BBA Field Trip to Goldstream Park & Hatchery

December 3, 2019
By: 
Cara Gard
Bachelor of Business Administration in Business and Sustainability Field trip

On November 6th our BBA in Business and Sustainability Year 3 students had the opportunity to go on a field trip led by STNL310 Business & Ecology instructor Alison Moran and Peter McCully of the Goldstream Volunteer Salmonid Enhancement Association.

Alison Moran strives to provide experiential learning. Her students learn how ecosystems work, the crucial services they provide, and how we can make better more sustainable business practices for mutual prosperity. “We do deep dives into specific topics so they can get a hands-on (multi-sensory) understanding of a topic and, I hope, increase their empathy for the natural world,” says Moran, who also was nominated for the RRU Kelly Outstanding Teaching Award in 2018.

Peter McCully and the Goldstream Volunteer Salmonid Enhancement Association are a group of volunteers committed to research, conservation, and public education.

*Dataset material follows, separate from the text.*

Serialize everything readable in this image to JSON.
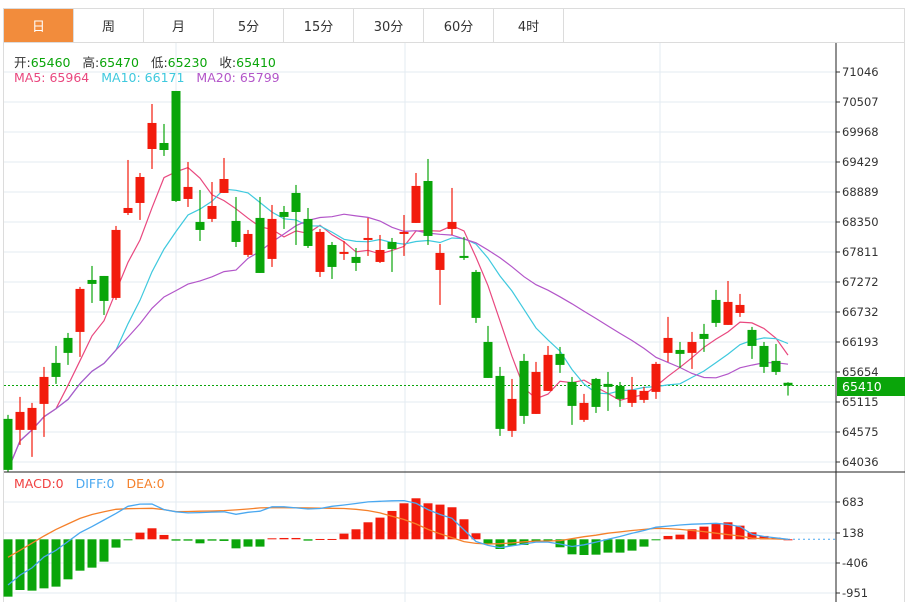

These volunteers share their time and knowledge to help preserve and enhance our declining salmon stocks as well as educate us “how public involvement, in wildlife conservation and preservation can provide environmental rewards without costing the taxpayers large sums of money.”

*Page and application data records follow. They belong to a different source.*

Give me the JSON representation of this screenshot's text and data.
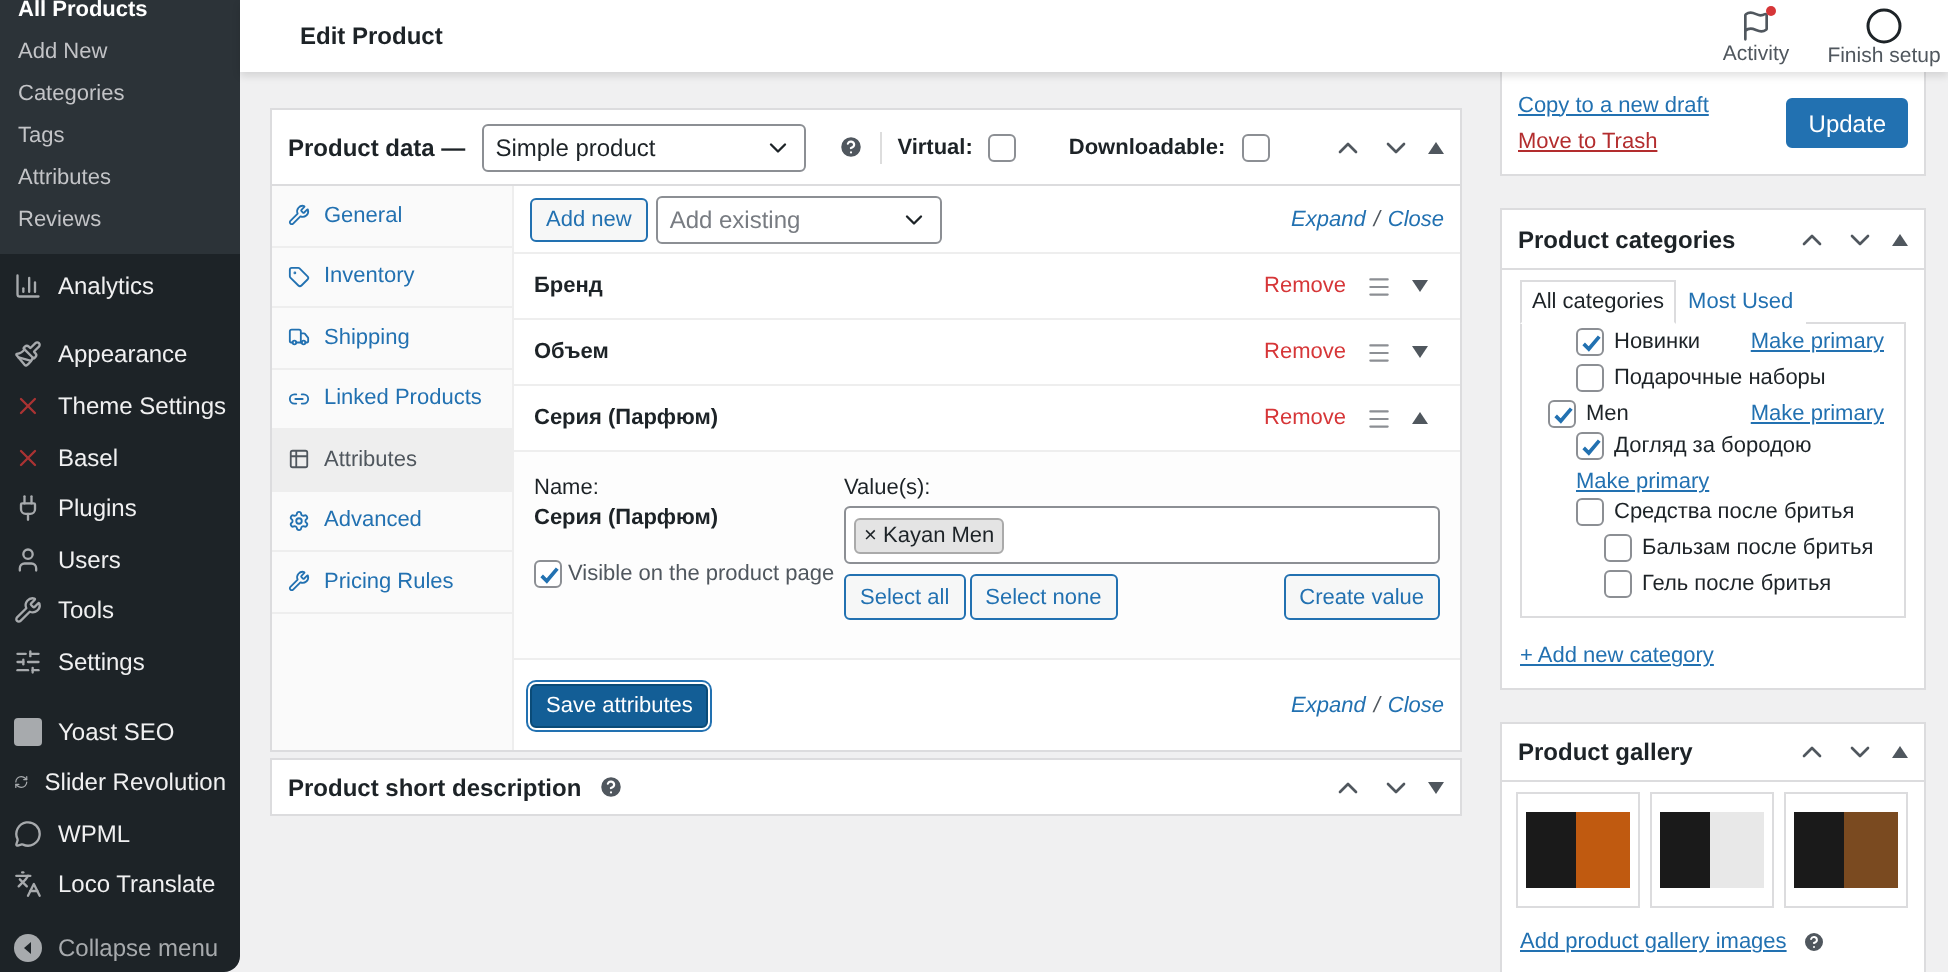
{
  "sidebar": {
    "submenu": [
      {
        "label": "All Products",
        "selected": true
      },
      {
        "label": "Add New",
        "selected": false
      },
      {
        "label": "Categories",
        "selected": false
      },
      {
        "label": "Tags",
        "selected": false
      },
      {
        "label": "Attributes",
        "selected": false
      },
      {
        "label": "Reviews",
        "selected": false
      }
    ],
    "menu_groups": [
      [
        "Analytics"
      ],
      [
        "Appearance",
        "Theme Settings",
        "Basel",
        "Plugins",
        "Users",
        "Tools",
        "Settings"
      ],
      [
        "Yoast SEO",
        "Slider Revolution",
        "WPML",
        "Loco Translate"
      ]
    ],
    "collapse": "Collapse menu"
  },
  "header": {
    "title": "Edit Product",
    "actions": [
      {
        "label": "Activity",
        "notification": true
      },
      {
        "label": "Finish setup"
      }
    ]
  },
  "product_data": {
    "title": "Product data —",
    "type": "Simple product",
    "virtual": {
      "label": "Virtual:",
      "checked": false
    },
    "downloadable": {
      "label": "Downloadable:",
      "checked": false
    },
    "tabs": [
      {
        "label": "General",
        "selected": false
      },
      {
        "label": "Inventory",
        "selected": false
      },
      {
        "label": "Shipping",
        "selected": false
      },
      {
        "label": "Linked Products",
        "selected": false
      },
      {
        "label": "Attributes",
        "selected": true
      },
      {
        "label": "Advanced",
        "selected": false
      },
      {
        "label": "Pricing Rules",
        "selected": false
      }
    ],
    "add_new": "Add new",
    "add_existing": {
      "placeholder": "Add existing"
    },
    "toolbar_links": {
      "expand": "Expand",
      "separator": "/",
      "close": "Close"
    },
    "attributes": [
      {
        "name": "Бренд",
        "remove": "Remove",
        "expanded": false
      },
      {
        "name": "Объем",
        "remove": "Remove",
        "expanded": false
      },
      {
        "name": "Серия (Парфюм)",
        "remove": "Remove",
        "expanded": true,
        "name_label": "Name:",
        "name_value": "Серия (Парфюм)",
        "values_label": "Value(s):",
        "values": [
          {
            "remove": "×",
            "label": "Kayan Men"
          }
        ],
        "visible": {
          "label": "Visible on the product page",
          "checked": true
        },
        "buttons": [
          "Select all",
          "Select none"
        ],
        "create": "Create value"
      }
    ],
    "save": "Save attributes",
    "footer_links": {
      "expand": "Expand",
      "separator": "/",
      "close": "Close"
    }
  },
  "short_description": {
    "title": "Product short description"
  },
  "publish": {
    "copy": "Copy to a new draft",
    "trash": "Move to Trash",
    "update": "Update"
  },
  "categories": {
    "title": "Product categories",
    "tabs": [
      {
        "label": "All categories",
        "selected": true
      },
      {
        "label": "Most Used",
        "selected": false
      }
    ],
    "items": [
      {
        "children": [
          {
            "label": "Новинки",
            "checked": true,
            "primary": "Make primary"
          },
          {
            "label": "Подарочные наборы",
            "checked": false
          }
        ]
      },
      {
        "label": "Men",
        "checked": true,
        "primary": "Make primary",
        "children": [
          {
            "label": "Догляд за бородою",
            "checked": true,
            "primary": "Make primary"
          },
          {
            "label": "Средства после бритья",
            "checked": false,
            "children": [
              {
                "label": "Бальзам после бритья",
                "checked": false
              },
              {
                "label": "Гель после бритья",
                "checked": false
              }
            ]
          }
        ]
      }
    ],
    "add": "+ Add new category"
  },
  "gallery": {
    "title": "Product gallery",
    "images": [
      {
        "kind": "label"
      },
      {
        "kind": "portrait"
      },
      {
        "kind": "texture"
      }
    ],
    "add": "Add product gallery images"
  }
}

During this field trip, RRU students visited Goldstream Provincial Park and Estuary, located in one of Vancouver Island’s beautiful old-growth temperate rain forests. The Business & Ecology class received an up-close and personal education on how important sustaining estuaries is for our prosperity as a species, as well as how these concepts and making successful business decisions can be mutually beneficial.

It is important to note that estuaries are one of the most productive types of ecosystems on earth, respecting and maintaining them is crucial. According to the Capital Regional District (CRD), although only making up 3% of British Columbia’s coastline, roughly 80% of all wildlife species on the coast depend on them. Believe it or not, we depend on them as well, estuaries tend to be “carbon sinks”, naturally capturing and absorbing CO2, reducing its concentration in the air and combating climate change. Natural estuaries are more efficient at this than anything man-made.

Students were also given a tour of the Howard English Hatchery on Goldstream River where they were able to view eggs being incubated, free-swimming fry (adorable baby salmon), and several tanks holding adult salmon who will be used to provide eggs and sperm to help enhance the next generation before being returned to the wild.

Learn more about our Bachelor of Business Administration program here. You can also register for our upcoming BBA webinar on February 5th, 2020 hosted by our Program Head Dr. Sean Irwin. If you are interested in volunteering with Goldstream Volunteer Salmonid Enhancement Association, please visit their website here.